**What the task requires**: The response should consist of the records that follow, printed exactly.

Website and app data records:
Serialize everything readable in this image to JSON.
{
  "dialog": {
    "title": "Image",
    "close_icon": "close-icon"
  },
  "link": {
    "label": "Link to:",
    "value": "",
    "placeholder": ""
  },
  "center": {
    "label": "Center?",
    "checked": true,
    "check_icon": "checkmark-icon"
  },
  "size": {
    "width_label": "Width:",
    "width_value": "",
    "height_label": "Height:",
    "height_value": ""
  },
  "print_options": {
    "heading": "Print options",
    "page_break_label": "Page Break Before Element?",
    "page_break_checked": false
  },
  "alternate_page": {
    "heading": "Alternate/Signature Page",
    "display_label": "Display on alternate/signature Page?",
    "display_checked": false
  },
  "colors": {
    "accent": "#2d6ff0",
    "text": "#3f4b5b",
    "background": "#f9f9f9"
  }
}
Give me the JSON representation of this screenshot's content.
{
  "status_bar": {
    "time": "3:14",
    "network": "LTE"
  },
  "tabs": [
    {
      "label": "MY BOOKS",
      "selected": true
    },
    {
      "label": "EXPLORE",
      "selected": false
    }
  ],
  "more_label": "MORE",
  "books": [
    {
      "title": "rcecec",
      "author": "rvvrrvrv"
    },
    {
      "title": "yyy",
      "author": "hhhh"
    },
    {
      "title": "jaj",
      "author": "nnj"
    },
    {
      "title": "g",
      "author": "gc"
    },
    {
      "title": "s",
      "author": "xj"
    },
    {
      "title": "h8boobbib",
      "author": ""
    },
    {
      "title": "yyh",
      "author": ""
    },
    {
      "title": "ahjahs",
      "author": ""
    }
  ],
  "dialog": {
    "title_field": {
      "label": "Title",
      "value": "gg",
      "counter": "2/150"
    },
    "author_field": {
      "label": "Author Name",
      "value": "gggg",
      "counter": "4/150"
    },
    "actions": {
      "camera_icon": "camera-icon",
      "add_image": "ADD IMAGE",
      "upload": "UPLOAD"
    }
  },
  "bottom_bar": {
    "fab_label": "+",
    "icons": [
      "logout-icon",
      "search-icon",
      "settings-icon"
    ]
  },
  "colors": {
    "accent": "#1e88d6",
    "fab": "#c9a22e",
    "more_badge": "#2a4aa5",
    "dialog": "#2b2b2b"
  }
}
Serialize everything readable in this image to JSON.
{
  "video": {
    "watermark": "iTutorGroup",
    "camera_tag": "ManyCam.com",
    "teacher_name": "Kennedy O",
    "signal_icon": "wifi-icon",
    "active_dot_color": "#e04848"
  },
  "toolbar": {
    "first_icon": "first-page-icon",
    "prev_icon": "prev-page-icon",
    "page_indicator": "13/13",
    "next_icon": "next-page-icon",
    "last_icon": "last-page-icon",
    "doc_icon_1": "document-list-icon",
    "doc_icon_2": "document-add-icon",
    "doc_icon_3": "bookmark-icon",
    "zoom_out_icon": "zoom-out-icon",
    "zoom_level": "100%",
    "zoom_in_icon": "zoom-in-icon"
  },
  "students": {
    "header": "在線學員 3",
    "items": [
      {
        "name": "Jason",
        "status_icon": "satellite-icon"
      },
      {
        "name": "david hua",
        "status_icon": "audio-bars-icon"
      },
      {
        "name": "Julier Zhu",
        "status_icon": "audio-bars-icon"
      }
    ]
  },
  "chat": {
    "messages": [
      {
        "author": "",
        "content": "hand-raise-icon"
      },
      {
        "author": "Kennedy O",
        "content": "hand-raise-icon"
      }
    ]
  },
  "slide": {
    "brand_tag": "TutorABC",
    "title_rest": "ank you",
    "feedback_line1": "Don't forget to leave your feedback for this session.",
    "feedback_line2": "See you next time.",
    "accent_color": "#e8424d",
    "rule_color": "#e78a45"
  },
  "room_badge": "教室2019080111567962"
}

**Output for this task**:
Serialize everything readable in this image to JSON.
{
  "dialog": {
    "title": "Image",
    "close_icon": "close-icon"
  },
  "link": {
    "label": "Link to:",
    "value": "",
    "placeholder": ""
  },
  "center": {
    "label": "Center?",
    "checked": true,
    "check_icon": "checkmark-icon"
  },
  "size": {
    "width_label": "Width:",
    "width_value": "",
    "height_label": "Height:",
    "height_value": ""
  },
  "print_options": {
    "heading": "Print options",
    "page_break_label": "Page Break Before Element?",
    "page_break_checked": false
  },
  "alternate_page": {
    "heading": "Alternate/Signature Page",
    "display_label": "Display on alternate/signature Page?",
    "display_checked": false
  },
  "colors": {
    "accent": "#2d6ff0",
    "text": "#3f4b5b",
    "background": "#f9f9f9"
  }
}
Give me the JSON representation of this screenshot's content.
{
  "status_bar": {
    "time": "3:14",
    "network": "LTE"
  },
  "tabs": [
    {
      "label": "MY BOOKS",
      "selected": true
    },
    {
      "label": "EXPLORE",
      "selected": false
    }
  ],
  "more_label": "MORE",
  "books": [
    {
      "title": "rcecec",
      "author": "rvvrrvrv"
    },
    {
      "title": "yyy",
      "author": "hhhh"
    },
    {
      "title": "jaj",
      "author": "nnj"
    },
    {
      "title": "g",
      "author": "gc"
    },
    {
      "title": "s",
      "author": "xj"
    },
    {
      "title": "h8boobbib",
      "author": ""
    },
    {
      "title": "yyh",
      "author": ""
    },
    {
      "title": "ahjahs",
      "author": ""
    }
  ],
  "dialog": {
    "title_field": {
      "label": "Title",
      "value": "gg",
      "counter": "2/150"
    },
    "author_field": {
      "label": "Author Name",
      "value": "gggg",
      "counter": "4/150"
    },
    "actions": {
      "camera_icon": "camera-icon",
      "add_image": "ADD IMAGE",
      "upload": "UPLOAD"
    }
  },
  "bottom_bar": {
    "fab_label": "+",
    "icons": [
      "logout-icon",
      "search-icon",
      "settings-icon"
    ]
  },
  "colors": {
    "accent": "#1e88d6",
    "fab": "#c9a22e",
    "more_badge": "#2a4aa5",
    "dialog": "#2b2b2b"
  }
}
Serialize everything readable in this image to JSON.
{
  "video": {
    "watermark": "iTutorGroup",
    "camera_tag": "ManyCam.com",
    "teacher_name": "Kennedy O",
    "signal_icon": "wifi-icon",
    "active_dot_color": "#e04848"
  },
  "toolbar": {
    "first_icon": "first-page-icon",
    "prev_icon": "prev-page-icon",
    "page_indicator": "13/13",
    "next_icon": "next-page-icon",
    "last_icon": "last-page-icon",
    "doc_icon_1": "document-list-icon",
    "doc_icon_2": "document-add-icon",
    "doc_icon_3": "bookmark-icon",
    "zoom_out_icon": "zoom-out-icon",
    "zoom_level": "100%",
    "zoom_in_icon": "zoom-in-icon"
  },
  "students": {
    "header": "在線學員 3",
    "items": [
      {
        "name": "Jason",
        "status_icon": "satellite-icon"
      },
      {
        "name": "david hua",
        "status_icon": "audio-bars-icon"
      },
      {
        "name": "Julier Zhu",
        "status_icon": "audio-bars-icon"
      }
    ]
  },
  "chat": {
    "messages": [
      {
        "author": "",
        "content": "hand-raise-icon"
      },
      {
        "author": "Kennedy O",
        "content": "hand-raise-icon"
      }
    ]
  },
  "slide": {
    "brand_tag": "TutorABC",
    "title_rest": "ank you",
    "feedback_line1": "Don't forget to leave your feedback for this session.",
    "feedback_line2": "See you next time.",
    "accent_color": "#e8424d",
    "rule_color": "#e78a45"
  },
  "room_badge": "教室2019080111567962"
}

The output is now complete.